Top 4 Tips To Cure Early Swing Release
An early golf swing release or otherwise known as “casting the club” is a very common swing fault for recreational golfers. An early release is the result of poor sequencing of the downswing where the arms and hands start moving before the lower body and hips. On video you can see an early release when the shaft and right arm (left arm for left handed golfers) form a straight line just prior to impact.
The frustrating outcomes for those suffering from an early swing release include fat shots, thin shots, slicing and often when struck solidly the ball flight is high with no distance. An early release is undesirable for another reason, the loss of power. Think of all the power that’s built up in a golf swing. When we release the club early, all the momentum you worked so hard to build up has been lost.
The following tips will help you from releasing the club early and give you a better chance to hit the ball solidly with a more powerful ball flight.
A great drill to perform when struggling with an early release is to practice hitting half shots with only your lead arm. This will help you feel a solid left wrist (right wrist for left handed golfers) through impact. It may be difficult to make solid contact at first, but the main point to this exercise is to help you feel the correct position of the wrist through impact.
An early release in the golf swing is a result of our dominant arm and side taking over. Because of this, we need to train our left arm to be a little stronger and more dominant. With 6-10 golf balls and starting slowly, make half swings taking the club back as far as your hips. You will do this drill at 50% of normal speed to start and once you become more comfortable you can speed things up. If you can incorporate this as part of your practice sessions, you’ll feel much stronger through impact.
A Penny certainly isn’t worth much these days. But it can still serve a purpose in the following drill to help correct an early release in your golf swing. For this drill you will need a 7 iron and a handful of pennies. For the richer individuals you can use dimes.
What we’d like to achieve in the golf swing is the ability to hit down on the golf ball with our irons and making contact with the ball first and the ground second. Often with an early release the club strikes the ground first and the ball second or simply misses the ground all together. If you place a penny approximately 4 inches behind the ball and we make a swing with an early release, the penny will be struck and most likely disappear with the ball. This drill helps with sequencing in our swing. The only way to not make contact with the penny is to have our weight transfer to the left (right for left handed golfers) and striking the ball with a downward blow. The result will be a shot that hits the ball first and the ground second leaving the penny in place with the ball being compressed down the target line.
A credit card is worth a lot more than a penny but can also be used to help with an early release.

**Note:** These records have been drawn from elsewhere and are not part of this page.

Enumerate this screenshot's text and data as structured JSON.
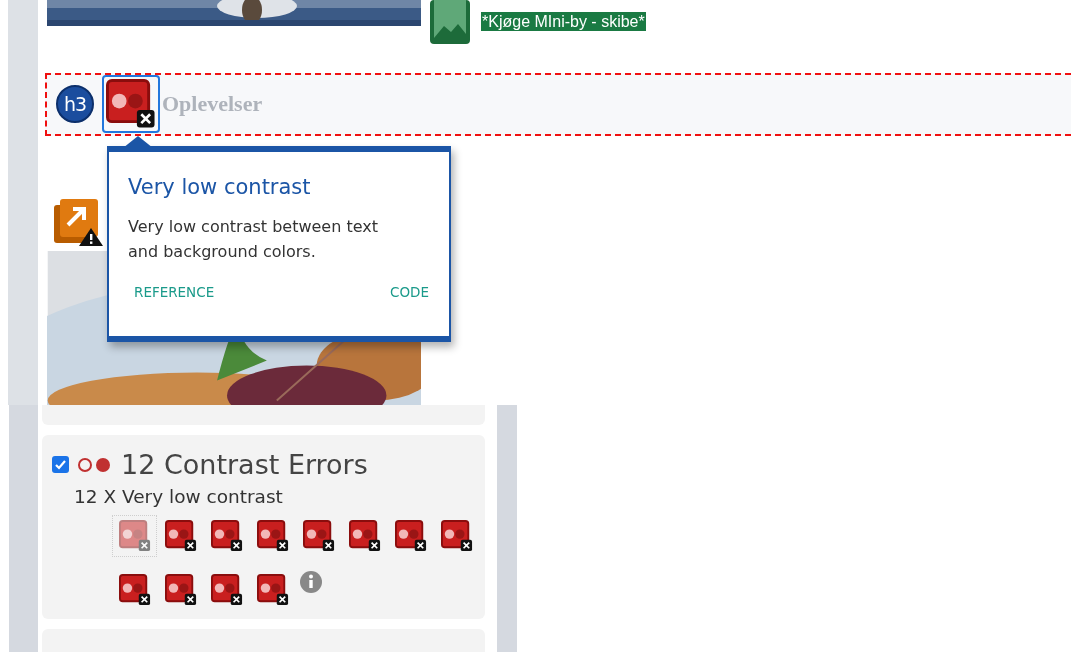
{
  "page": {
    "image_alt": "*Kjøge MIni-by - skibe*",
    "heading": {
      "level_badge": "h3",
      "text": "Oplevelser"
    }
  },
  "tooltip": {
    "title": "Very low contrast",
    "body": "Very low contrast between text and background colors.",
    "links": [
      "REFERENCE",
      "CODE"
    ]
  },
  "panel": {
    "group": {
      "checked": true,
      "title": "12 Contrast Errors",
      "subtitle": "12 X Very low contrast",
      "errors": [
        {
          "selected": true
        },
        {
          "selected": false
        },
        {
          "selected": false
        },
        {
          "selected": false
        },
        {
          "selected": false
        },
        {
          "selected": false
        },
        {
          "selected": false
        },
        {
          "selected": false
        },
        {
          "selected": false
        },
        {
          "selected": false
        },
        {
          "selected": false
        },
        {
          "selected": false
        }
      ]
    }
  }
}
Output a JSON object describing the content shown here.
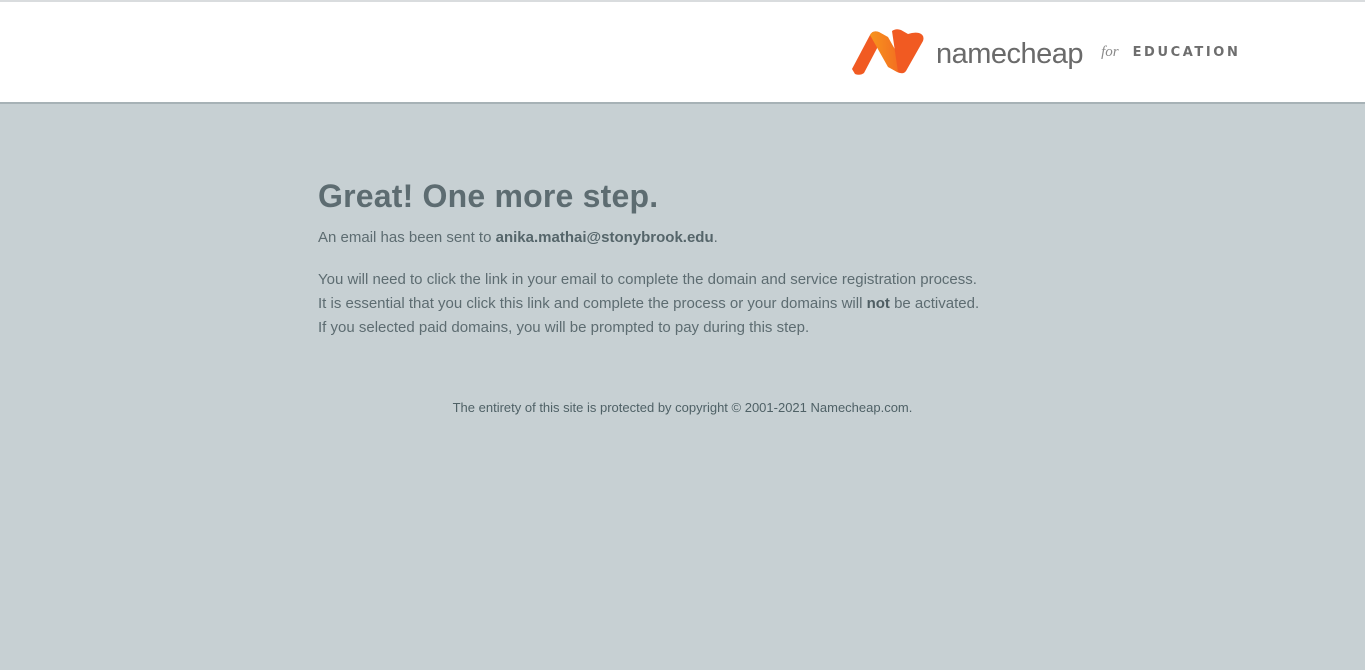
{
  "brand": {
    "logo": "namecheap-logo-icon",
    "name": "namecheap",
    "for": "for",
    "education": "EDUCATION",
    "colors": {
      "logo_dark": "#f15a22",
      "logo_light": "#f7941d",
      "text": "#6a6a6a"
    }
  },
  "main": {
    "title": "Great! One more step.",
    "sent_prefix": "An email has been sent to ",
    "email": "anika.mathai@stonybrook.edu",
    "sent_suffix": ".",
    "line1": "You will need to click the link in your email to complete the domain and service registration process.",
    "line2_prefix": "It is essential that you click this link and complete the process or your domains will ",
    "line2_bold": "not",
    "line2_suffix": " be activated.",
    "line3": "If you selected paid domains, you will be prompted to pay during this step."
  },
  "footer": {
    "copyright": "The entirety of this site is protected by copyright © 2001-2021 Namecheap.com."
  },
  "colors": {
    "background": "#c7d0d3",
    "header_bg": "#ffffff",
    "text": "#5d6c71"
  }
}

This is another drill that can help you feel a firm wrist through impact and promote consistent ball striking.
Take an elastic and put it around your left wrist (right wrist for left handed golfers). Next you will take a credit card or a similar type card and slide it under the elastic. The elastic should be splitting the card in half. Once the card is in place you can proceed to hit golf shots. Ideally it’s recommended that we start hitting chip shots and pitch shots then progressing to full shots. What will happen is the left wrist remains firm and won’t breakdown as it would when the club is released early. Consistent use of this drill will help train proper sequencing of the downswing and less chance of an early release.
The 60/40 rule is very simple. This refers to weight distribution at set up. Most golfers who struggle with an early release, have at most a 50/50 weight distribution between their left and right feet. What’s important to understand is that when the golf club is released early, the individual’s weight gets trapped on their back foot. One way to help this problem is to pre-set weight at address with 60% on the left side and 40% on the right side (left handed is opposite). When you swing, try and keep the weight at 60/40 and this will help you from getting trapped and should promote a consistent ball strike.